At last, some good news.
So, last weekend was HUGE for Philippine sports. Basically, two Filipino athletes bagged gold medals in their respective sports. And all within 24 hours. Wild!
By the time this article is published, you will have seen both their names on your feed, and rightly so. For these two, as you’ll see after the jump, have certainly come a long way.
Carlos Yulo: Child Prodigy to Teen World Gymnastics Champion
At the tender age of 19, Carlos Edriel Yulo became the first Southeast Asian male gymnast to nab the gold medal at the World Artistic Gymnastics Championships. Last Saturday, 12 October, the teen dynamo dominated the men’s floor exercises in this year’s event in Stuttgart, Germany. He scored 15.300, beating out Israel’s Artem Dolgopyat and China’s Ruoteng Xiao.
Despite his young age, Yulo’s been through a lot. Growing up in Leveriza, Pasay City, he often watched national gymnasts train at the nearby Rizal Memorial Sports Complex. Shortly after winning gold at the Palarong Pambansa, the young prodigy met Munehiro Kugemiya.
The Japan Gymnastic Association had dispatched the famous champion gymnast coach to assist the Philippine team as a gesture of goodwill. Kugemiya saw Yulo’s potential early on, and recognized that the boy needed better training conditions.
Thus, the then-16 year-old moved to Tokyo for further training, which he described as “super hard.” Still, despite the difficulties of balancing his studies at Teikyo University and his brutal training regimen, Yulo persisted. Save for missing the podium at the 2018 Asian Games, he consistently distinguished himself at several international competitions, culminating in last Saturday’s event.
Nesthy Petecio’s Breakthrough After Years of Heartbreak
Less than 24 hours later, another Filipino athlete absolutely crushed it in a different sporting event abroad. Last Sunday, 13 October, Nesthy Petecio finally bagged boxing gold. Edging out hometown bet Liudmila Vorontsova by split decision, she came out on top of the featherweight division at the 2019 Aiba Women’s World Boxing Championships in Ulan-Ude, Russia.
It must have been a heady moment for the 27 year-old, who is now the second Filipina to nab the said gold medal. After all, the road leading up to it was rife with frustration.
The Davao del Sur native started boxing at just 7 years old. But due to limited opportunities for female boxers, it took her 8 years to crack the women’s national boxing team. Furthermore, while she did collect several silver and bronze medals since her first SEA Games back in 2011, gold medals eluded her.

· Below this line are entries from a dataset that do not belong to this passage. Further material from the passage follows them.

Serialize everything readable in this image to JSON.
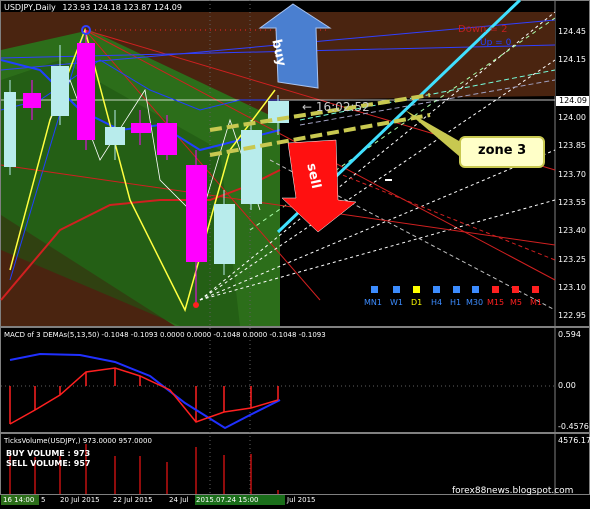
{
  "header": {
    "symbol": "USDJPY,Daily",
    "ohlc": "123.93 124.18 123.87 124.09",
    "down_label": "Down = 2",
    "up_label": "Up = 0"
  },
  "price_axis": {
    "labels": [
      "124.45",
      "124.15",
      "124.00",
      "123.85",
      "123.70",
      "123.55",
      "123.40",
      "123.25",
      "123.10",
      "122.95"
    ],
    "current": "124.09"
  },
  "annotations": {
    "buy": "buy",
    "sell": "sell",
    "zone": "zone 3",
    "timer": "← 16:02:52"
  },
  "timeframes": [
    {
      "label": "MN1",
      "color": "#3c8cff"
    },
    {
      "label": "W1",
      "color": "#3c8cff"
    },
    {
      "label": "D1",
      "color": "#ffff00"
    },
    {
      "label": "H4",
      "color": "#3c8cff"
    },
    {
      "label": "H1",
      "color": "#3c8cff"
    },
    {
      "label": "M30",
      "color": "#3c8cff"
    },
    {
      "label": "M15",
      "color": "#ff2020"
    },
    {
      "label": "M5",
      "color": "#ff2020"
    },
    {
      "label": "M1",
      "color": "#ff2020"
    }
  ],
  "macd": {
    "title": "MACD of 3 DEMAs(5,13,50) -0.1048 -0.1093 0.0000 0.0000 -0.1048 0.0000 -0.1048 -0.1093",
    "axis": [
      "0.594",
      "0.00",
      "-0.4576"
    ]
  },
  "volume": {
    "title": "TicksVolume(USDJPY,) 973.0000 957.0000",
    "buy": "BUY VOLUME : 973",
    "sell": "SELL VOLUME: 957",
    "axis_max": "4576.175"
  },
  "time_axis": {
    "cursor_label": "16 14:00",
    "labels": [
      "5",
      "20 Jul 2015",
      "22 Jul 2015",
      "24 Jul",
      "Jul 2015"
    ],
    "highlight": "2015.07.24 15:00"
  },
  "watermark": "forex88news.blogspot.com",
  "colors": {
    "bull": "#b8ecec",
    "bear": "#ff00ff",
    "accent_cyan": "#40e0ff",
    "zone_fill": "#2c6e1a",
    "brown": "#4a2410"
  }
}
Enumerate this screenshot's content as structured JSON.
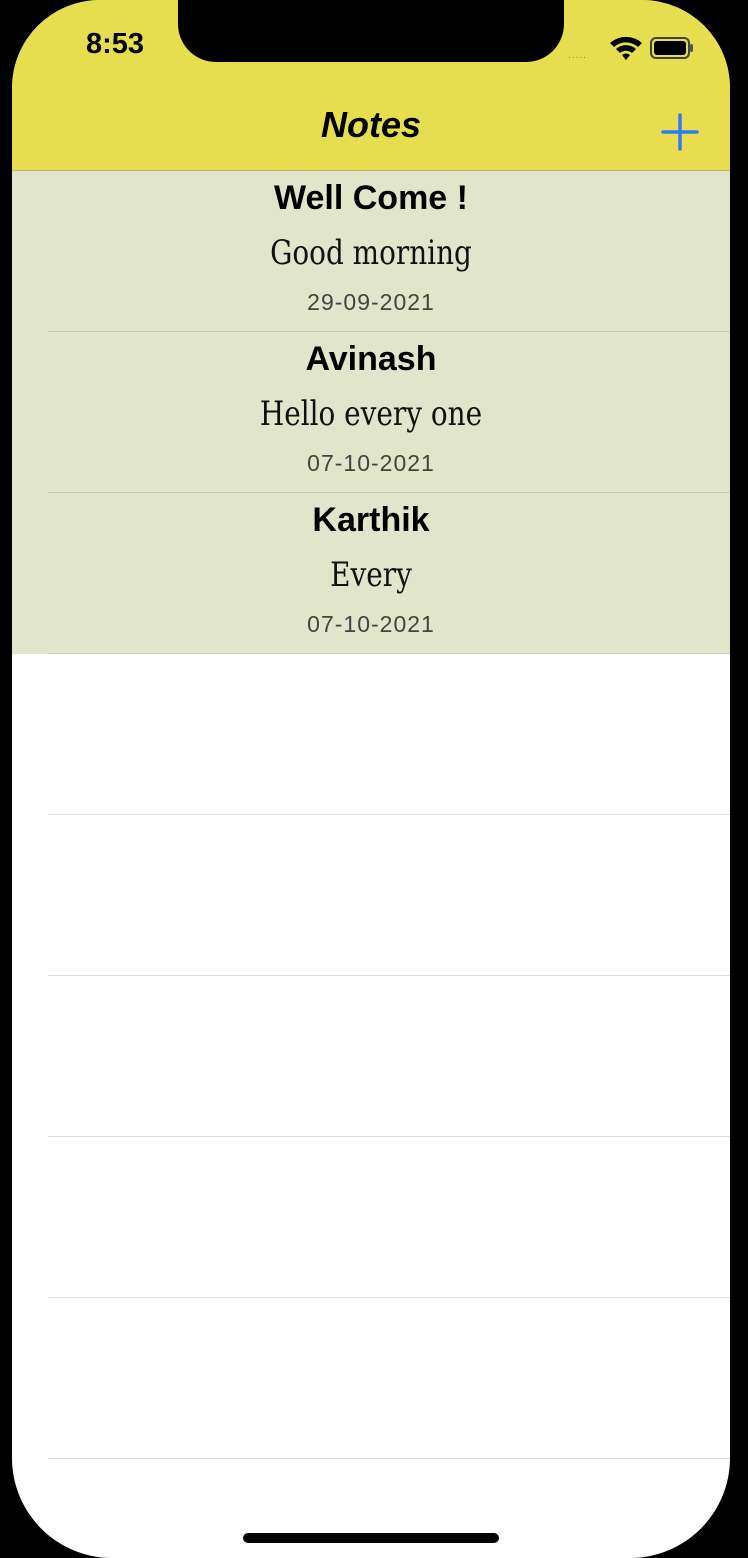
{
  "status_bar": {
    "time": "8:53",
    "signal": "....."
  },
  "nav": {
    "title": "Notes"
  },
  "notes": [
    {
      "title": "Well Come !",
      "body": "Good morning",
      "date": "29-09-2021"
    },
    {
      "title": "Avinash",
      "body": "Hello every one",
      "date": "07-10-2021"
    },
    {
      "title": "Karthik",
      "body": "Every",
      "date": "07-10-2021"
    }
  ],
  "colors": {
    "nav_bar": "#e6dd4f",
    "note_row": "#e1e5c9",
    "accent": "#3478f6"
  },
  "icons": {
    "add": "plus-icon",
    "wifi": "wifi-icon",
    "battery": "battery-icon"
  }
}
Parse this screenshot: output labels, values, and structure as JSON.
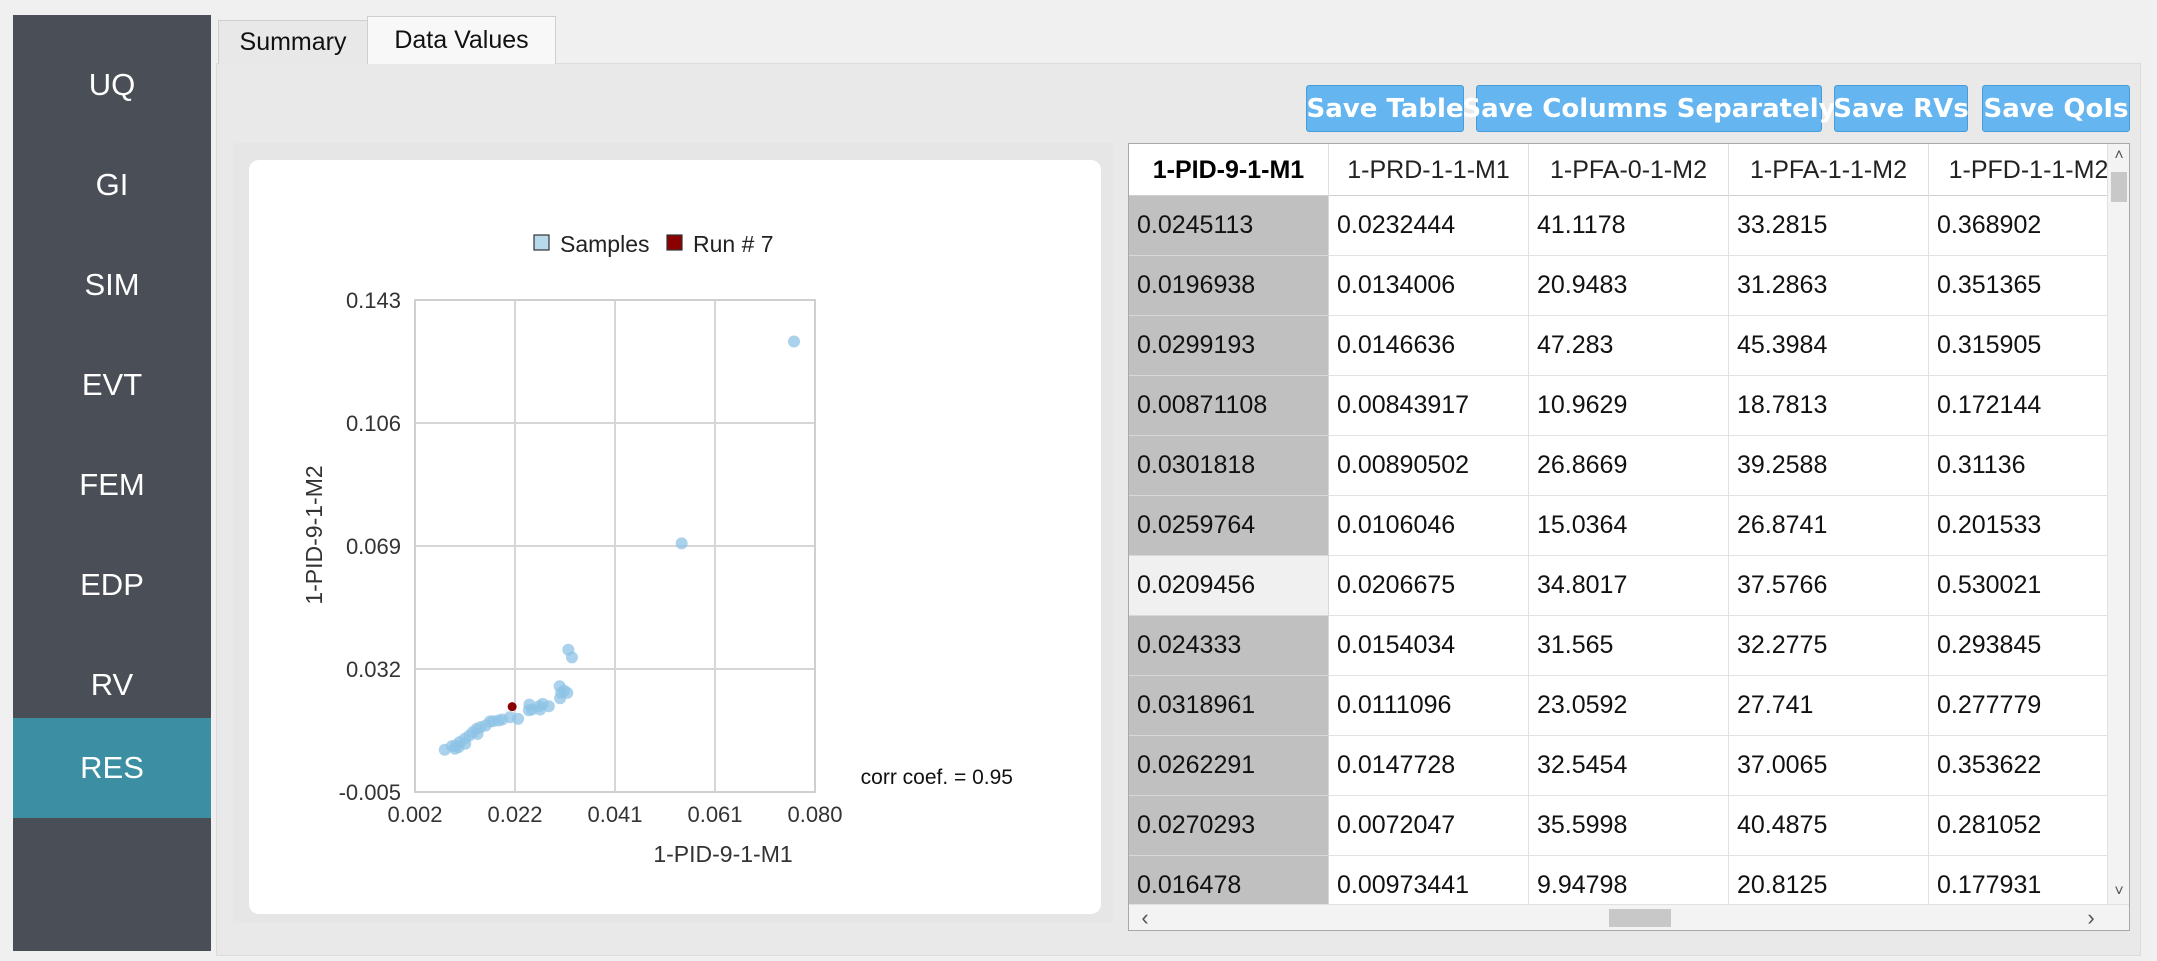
{
  "sidebar": {
    "items": [
      {
        "label": "UQ",
        "active": false
      },
      {
        "label": "GI",
        "active": false
      },
      {
        "label": "SIM",
        "active": false
      },
      {
        "label": "EVT",
        "active": false
      },
      {
        "label": "FEM",
        "active": false
      },
      {
        "label": "EDP",
        "active": false
      },
      {
        "label": "RV",
        "active": false
      },
      {
        "label": "RES",
        "active": true
      }
    ]
  },
  "tabs": [
    {
      "label": "Summary",
      "active": false
    },
    {
      "label": "Data Values",
      "active": true
    }
  ],
  "toolbar": {
    "save_table": "Save Table",
    "save_columns": "Save Columns Separately",
    "save_rvs": "Save RVs",
    "save_qois": "Save QoIs"
  },
  "colors": {
    "sidebar_bg": "#4a4e56",
    "sidebar_active": "#3c8fa3",
    "button_bg": "#64b5f0",
    "samples": "#8ec3e6",
    "run_point": "#8b0000"
  },
  "chart_data": {
    "type": "scatter",
    "legend_position": "top",
    "xlabel": "1-PID-9-1-M1",
    "ylabel": "1-PID-9-1-M2",
    "xlim": [
      0.002,
      0.08
    ],
    "ylim": [
      -0.005,
      0.143
    ],
    "xticks": [
      "0.002",
      "0.022",
      "0.041",
      "0.061",
      "0.080"
    ],
    "yticks": [
      "-0.005",
      "0.032",
      "0.069",
      "0.106",
      "0.143"
    ],
    "grid": true,
    "annotation": "corr coef. = 0.95",
    "series": [
      {
        "name": "Samples",
        "color": "#8ec3e6",
        "points": [
          [
            0.0759,
            0.1305
          ],
          [
            0.054,
            0.0698
          ],
          [
            0.0319,
            0.0378
          ],
          [
            0.0326,
            0.0355
          ],
          [
            0.0311,
            0.0255
          ],
          [
            0.0303,
            0.0232
          ],
          [
            0.0302,
            0.0268
          ],
          [
            0.0317,
            0.0248
          ],
          [
            0.0305,
            0.0248
          ],
          [
            0.0269,
            0.0215
          ],
          [
            0.0262,
            0.0208
          ],
          [
            0.0281,
            0.0208
          ],
          [
            0.0264,
            0.0198
          ],
          [
            0.0248,
            0.0198
          ],
          [
            0.0243,
            0.0213
          ],
          [
            0.0242,
            0.0196
          ],
          [
            0.0221,
            0.017
          ],
          [
            0.0205,
            0.0175
          ],
          [
            0.019,
            0.0168
          ],
          [
            0.0183,
            0.0165
          ],
          [
            0.0172,
            0.0163
          ],
          [
            0.0166,
            0.0162
          ],
          [
            0.0158,
            0.015
          ],
          [
            0.0148,
            0.0145
          ],
          [
            0.014,
            0.014
          ],
          [
            0.0142,
            0.0125
          ],
          [
            0.0133,
            0.013
          ],
          [
            0.0126,
            0.012
          ],
          [
            0.0117,
            0.011
          ],
          [
            0.0118,
            0.0095
          ],
          [
            0.0107,
            0.01
          ],
          [
            0.01,
            0.009
          ],
          [
            0.0092,
            0.0088
          ],
          [
            0.0078,
            0.0077
          ],
          [
            0.0098,
            0.008
          ],
          [
            0.0105,
            0.0085
          ]
        ]
      },
      {
        "name": "Run # 7",
        "color": "#8b0000",
        "points": [
          [
            0.0209456,
            0.0206675
          ]
        ]
      }
    ]
  },
  "table": {
    "columns": [
      "1-PID-9-1-M1",
      "1-PRD-1-1-M1",
      "1-PFA-0-1-M2",
      "1-PFA-1-1-M2",
      "1-PFD-1-1-M2"
    ],
    "rows": [
      [
        "0.0245113",
        "0.0232444",
        "41.1178",
        "33.2815",
        "0.368902"
      ],
      [
        "0.0196938",
        "0.0134006",
        "20.9483",
        "31.2863",
        "0.351365"
      ],
      [
        "0.0299193",
        "0.0146636",
        "47.283",
        "45.3984",
        "0.315905"
      ],
      [
        "0.00871108",
        "0.00843917",
        "10.9629",
        "18.7813",
        "0.172144"
      ],
      [
        "0.0301818",
        "0.00890502",
        "26.8669",
        "39.2588",
        "0.31136"
      ],
      [
        "0.0259764",
        "0.0106046",
        "15.0364",
        "26.8741",
        "0.201533"
      ],
      [
        "0.0209456",
        "0.0206675",
        "34.8017",
        "37.5766",
        "0.530021"
      ],
      [
        "0.024333",
        "0.0154034",
        "31.565",
        "32.2775",
        "0.293845"
      ],
      [
        "0.0318961",
        "0.0111096",
        "23.0592",
        "27.741",
        "0.277779"
      ],
      [
        "0.0262291",
        "0.0147728",
        "32.5454",
        "37.0065",
        "0.353622"
      ],
      [
        "0.0270293",
        "0.0072047",
        "35.5998",
        "40.4875",
        "0.281052"
      ],
      [
        "0.016478",
        "0.00973441",
        "9.94798",
        "20.8125",
        "0.177931"
      ]
    ],
    "highlighted_row_index": 6
  }
}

Petecio also fell short of her Olympic bid back in 2016. The split decision at the AIBA Women’s Boxing World Championships that year favored her opponent, Morocco’s Zohra Ez Zahraoui. Hence, the country had no female boxer representing it at the Rio Olympics.
If that wasn’t bad enough, Malaysia axed the women’s boxing event when they hosted the 2017 SEA Games. The 2018 Asian Games brought Petecio more consternation, as a controversial 2-3 split decision cost her victory against China’s Yin Jun Hua. As a result, the Amateur Boxing Association of the Philippines (ABAP) petitioned that the judges involved be barred from scoring future fights involving Filipinos.
The petition was granted. Besides, the hero’s welcome awaiting Petecio is sure to make that heartbreaking match a distant memory.
The Road to Tokyo 2020
Yulo is the second Filipino to secure his ticket to next year’s summer olympics. (Pole vaulter EJ Obiena was the first, having qualified last September.) As for Petecio, she is currently on track to do the same.
In the meantime, both Yulo and Petecio are set to be instant millionaires. Under the Expanded Incentives Act, Filipino gold medalists at world-level games will receive Php500,000. Those who manage the same at biennial competitions with at least 45 countries participating get Php1 million.
Petecio meets the criteria for the latter and Yulo for the former. On the other hand, the Philippine Sports Commission did vote to endow the gymnast with another Php500,000 for his historic achievement.
Money and glory aside, both athletes remain as determined as ever to duplicate their successes next year.
During the 2016 Rio Olympics, Hidilyn Diaz nabbed a silver medal in women’s weightlifting. Her achievement ended the Philippines’ decades-long medal drought, and gave the country its first Olympic medal in the sport.
With such promising representatives for next year’s Olympic games, we Filipinos definitely have something to look forward to in Tokyo 2020.